(By buying both services from one source, a customer does not have to manage the content of her domain's records on the "nameserver".  At no charge, I maintain those records so the world knows where to find Deborah Wilson's websites and mailboxes.) 

But domain registration and website hosting are not where I make money.  I do these things for the convenience of my clients;  so I can bid a complete solution without sending them anywhere else for any part of it.

I make money as a developer, which is what I truly enjoy.


Developers build websites.  A website is a collection of files that get stored in a folder on a webserver.  When your browser fetches a file from there, the browser interprets the contents of the file, which are instructions that tell it what to display, and so you see a "page".

Debbie, unlike the static pages of your website, which are pages that visitors can only read, I build websites that visitors interact with.  Websites like facebook, amazon, youtube, and so on.

Even tiny businesses need my kind of services if they want their websites to have a product catalog, a shopping cart with order histories, etc.  They may also want their customers to be able to rate or review products, to participate in a support forum, to download printable copies of manuals.  They may also want automated cross-talk between their website and what's happening on their social media pages.

Just as a home builder does not cut down trees but buys dimensioned lumber, does not shear sheep but buys carpeting, does not cut glass but buys pre-hung windows and doors, so too a developer builds websites out of standardized components.  A shopping cart from one source, a support forum from another, a file sharing component from a third, and so on; and integrates them behind an attractive design.  Just like building a house.

This is the sort of thing I do most of the time.


Custom programmers modify or create the components that developers use to build websites.  This is because the client deems it a competitive advantage to have their site do something that other sites (all of which are built from the same components) can't.

This is like an architect who designs the furniture and the rugs, and calls for one-of-a-kind windows.

This is the sort of thing I love to do.  I am a developer who is also capable of customizing the behavior of the components, or programming a new component.  But it adds to the website's development time (and cost).  

It also adds tremendously to the costs of maintenance.  Just as a house requires periodic replacement of worn rugs and broken windows, and perhaps a periodic replacement of the locks for better security, a website's components are constantly being upgraded.  New versions of every component appear at least once a year.  Ordinarily these version upgrades are simple.  But if the component was modified by a custom programmer, then all the modifications must be redone for each new version of the component.  Hence much higher maintenance costs.

I charge $80 per hour to do odds and ends, but have a $500 day-rate for large projects.  Depending on the client's requirements, a website for a small business can cost between $1,500 and $15,000.  $3,500 is typical.  (I can sometimes save my clients some money by subcontracting part of the tasks to workers overseas.)

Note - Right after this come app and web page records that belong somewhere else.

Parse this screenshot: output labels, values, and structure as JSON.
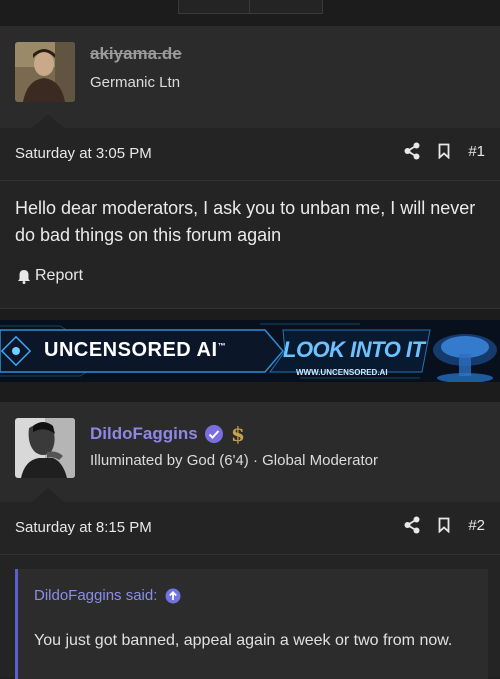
{
  "posts": [
    {
      "username": "akiyama.de",
      "user_title": "Germanic Ltn",
      "date": "Saturday at 3:05 PM",
      "post_number": "#1",
      "body": "Hello dear moderators, I ask you to unban me, I will never do bad things on this forum again",
      "report_label": "Report"
    },
    {
      "username": "DildoFaggins",
      "user_title": "Illuminated by God (6'4) · Global Moderator",
      "date": "Saturday at 8:15 PM",
      "post_number": "#2",
      "quote_author": "DildoFaggins said:",
      "quote_text": "You just got banned, appeal again a week or two from now."
    }
  ],
  "banner": {
    "left_text": "UNCENSORED AI",
    "tm": "™",
    "right_text": "LOOK INTO IT",
    "url": "WWW.UNCENSORED.AI"
  },
  "colors": {
    "accent": "#5b5fc7",
    "username_purple": "#8e87e6",
    "badge_gold": "#c9a24a"
  },
  "icons": [
    "share-icon",
    "bookmark-icon",
    "bell-icon",
    "verified-icon",
    "dollar-icon",
    "arrow-up-circle-icon"
  ]
}
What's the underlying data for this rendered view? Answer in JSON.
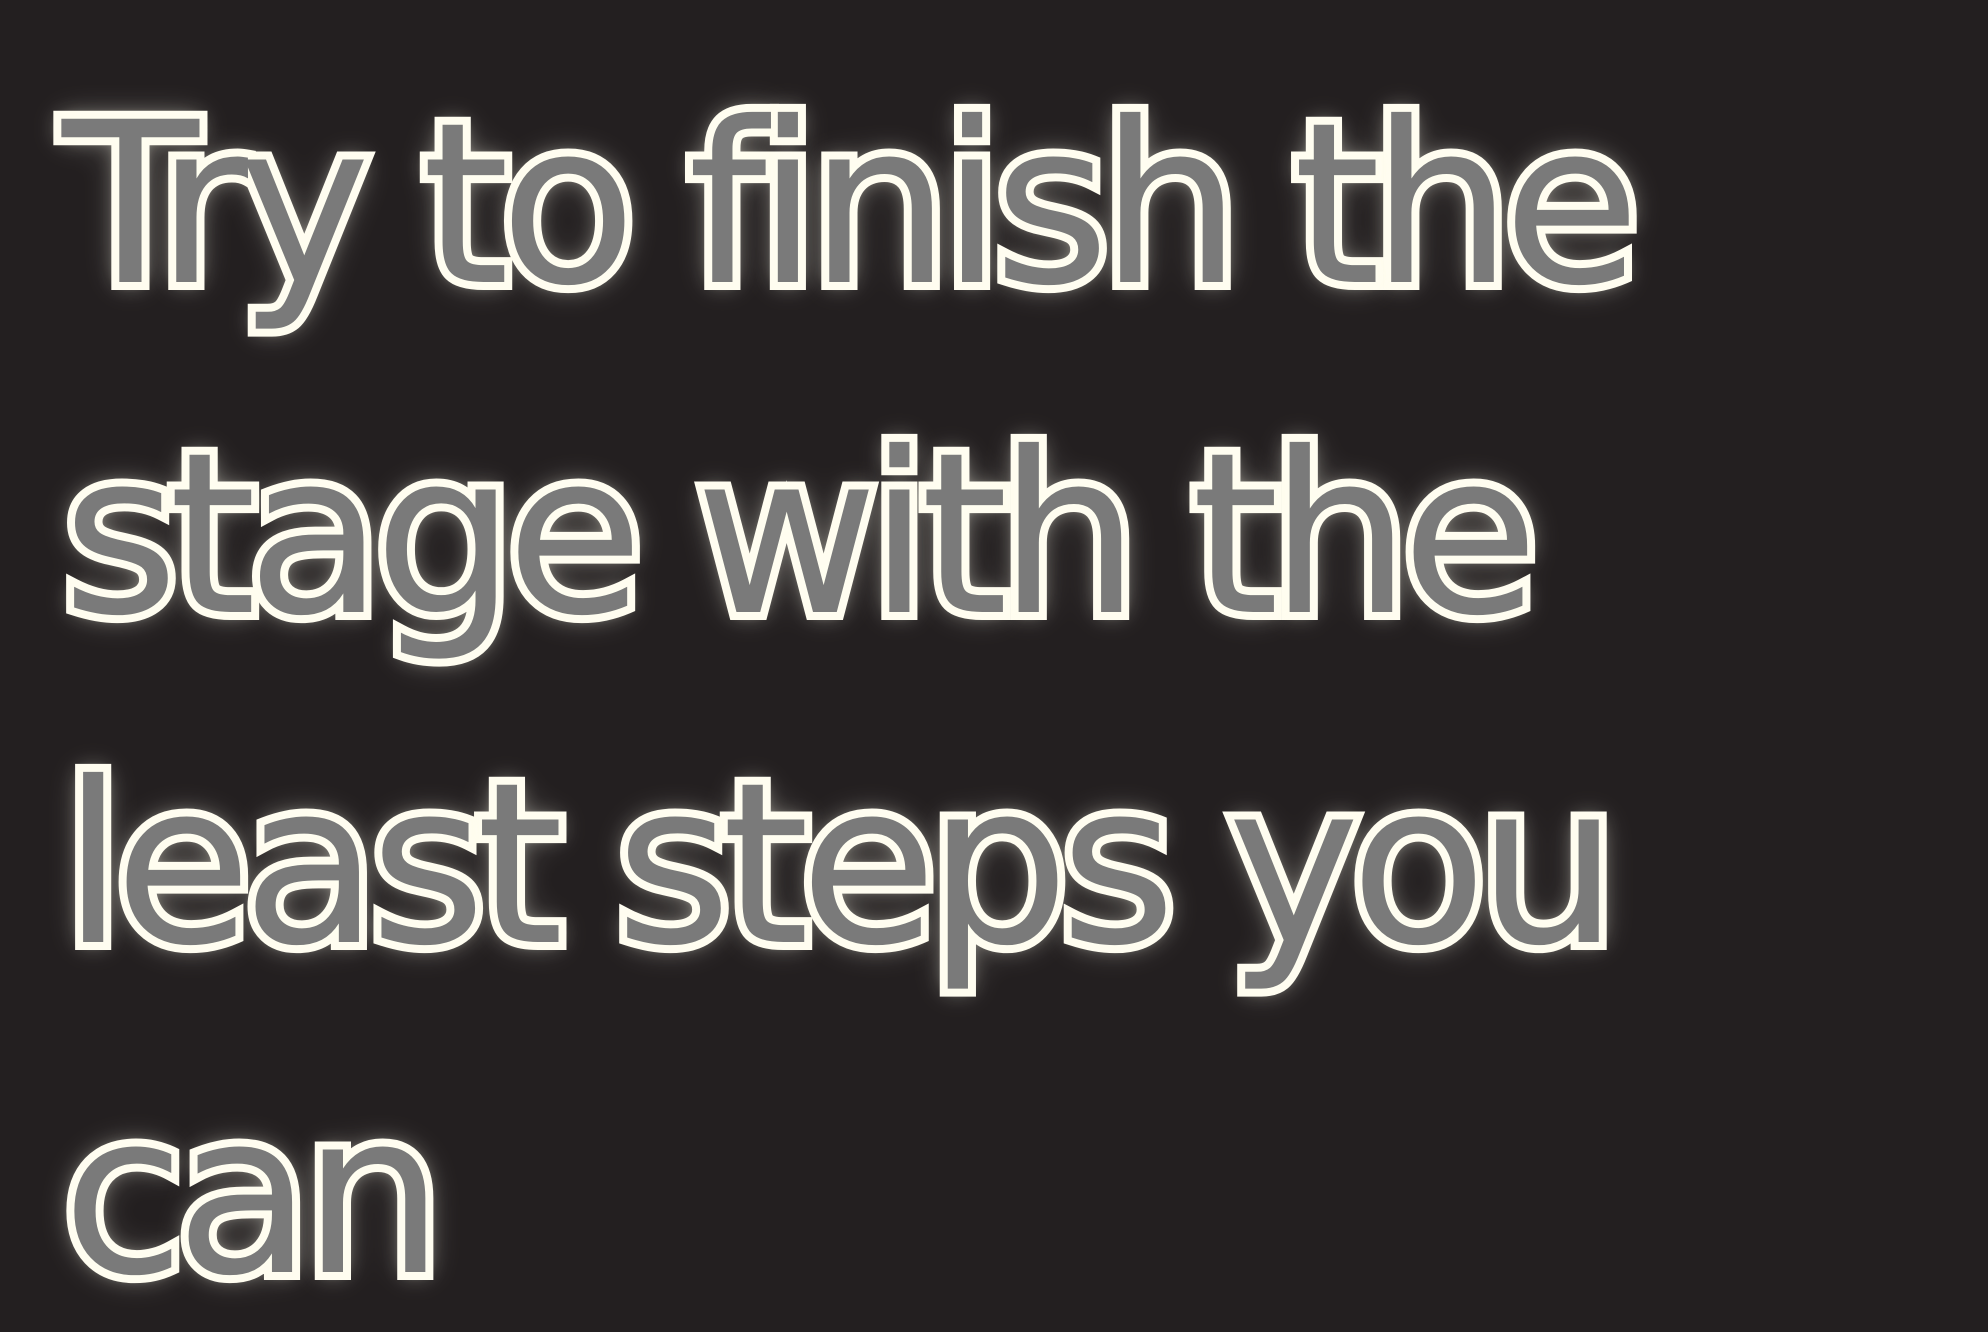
{
  "hint": {
    "lines": [
      "Try to finish the",
      "stage with the",
      "least steps you",
      "can"
    ]
  },
  "colors": {
    "background": "#231f20",
    "text_fill": "#7a7a7a",
    "text_outline": "#fffdf2",
    "glow": "#fffff0"
  }
}
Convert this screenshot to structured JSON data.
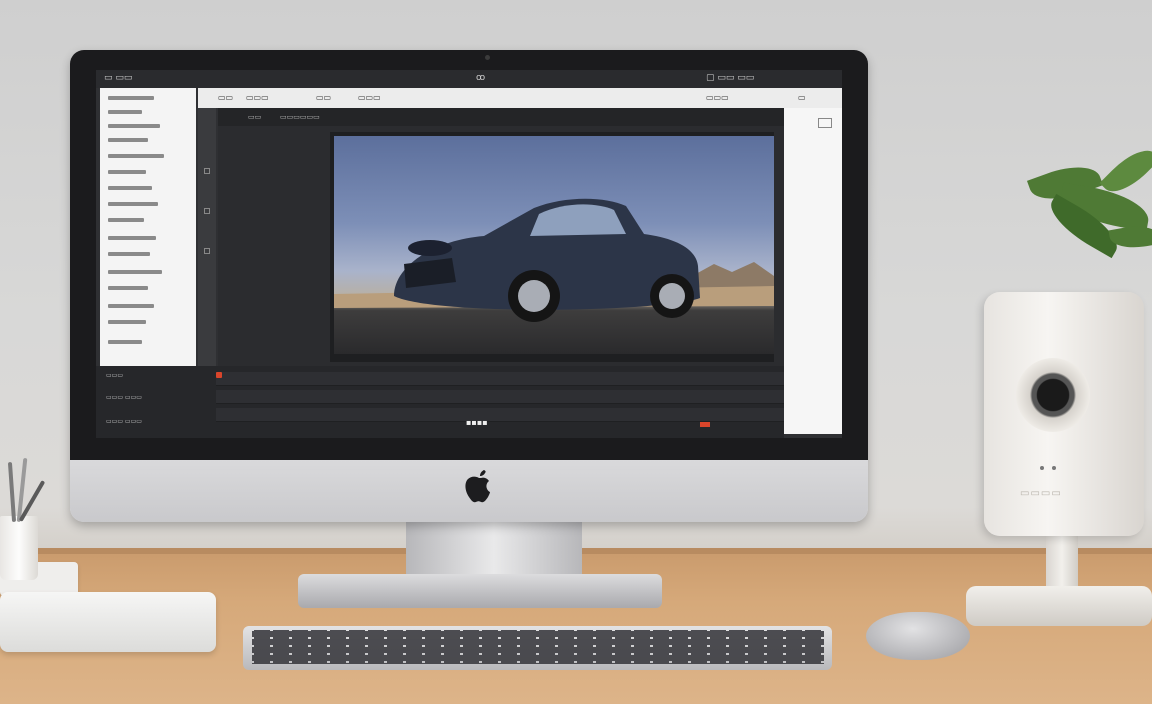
{
  "scene": {
    "screen_app": {
      "menubar": {
        "left_text": "▭ ▭▭",
        "center_text": "ꝏ",
        "right_text": "▢ ▭▭ ▭▭"
      },
      "toolbar": {
        "items": [
          "▭▭",
          "▭▭▭",
          "▭▭",
          "▭▭▭",
          "▭▭▭",
          "▭"
        ]
      },
      "editor_header": {
        "tab": "▭▭",
        "title": "▭▭▭▭▭▭"
      },
      "timecode": "▪▪▪▪",
      "left_panel_rows": 18,
      "timeline_labels": [
        "▭▭▭",
        "▭▭▭ ▭▭▭",
        "▭▭▭ ▭▭▭"
      ]
    },
    "device_label": "▭▭▭▭"
  },
  "colors": {
    "wall": "#d6d6d5",
    "desk": "#d6a97a",
    "screen_bg": "#2f3033",
    "sky_top": "#5c6f9c",
    "car_body": "#2c3548",
    "plant": "#4f7a35"
  },
  "icons": [
    "apple-logo-icon",
    "car-image",
    "speaker-icon",
    "plant-icon"
  ]
}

Most hosts include an automatic sitebuilding tool at no extra charge.  The sitebuilder offers you a fixed menu of choices, and then your site is published automatically.  This is for non-technical do-it-yourselfers who can live within the sitebuilder's limited set of designs, components, and options. 

You can think of sitebuilders, website developers, and custom programmers as lying along a continuum of increasing flexibility and cost. 


OK, that's my explanation --- in plain English, I hope --- of what registrars, hosts, developers, and programmers do!  Was it simple enough?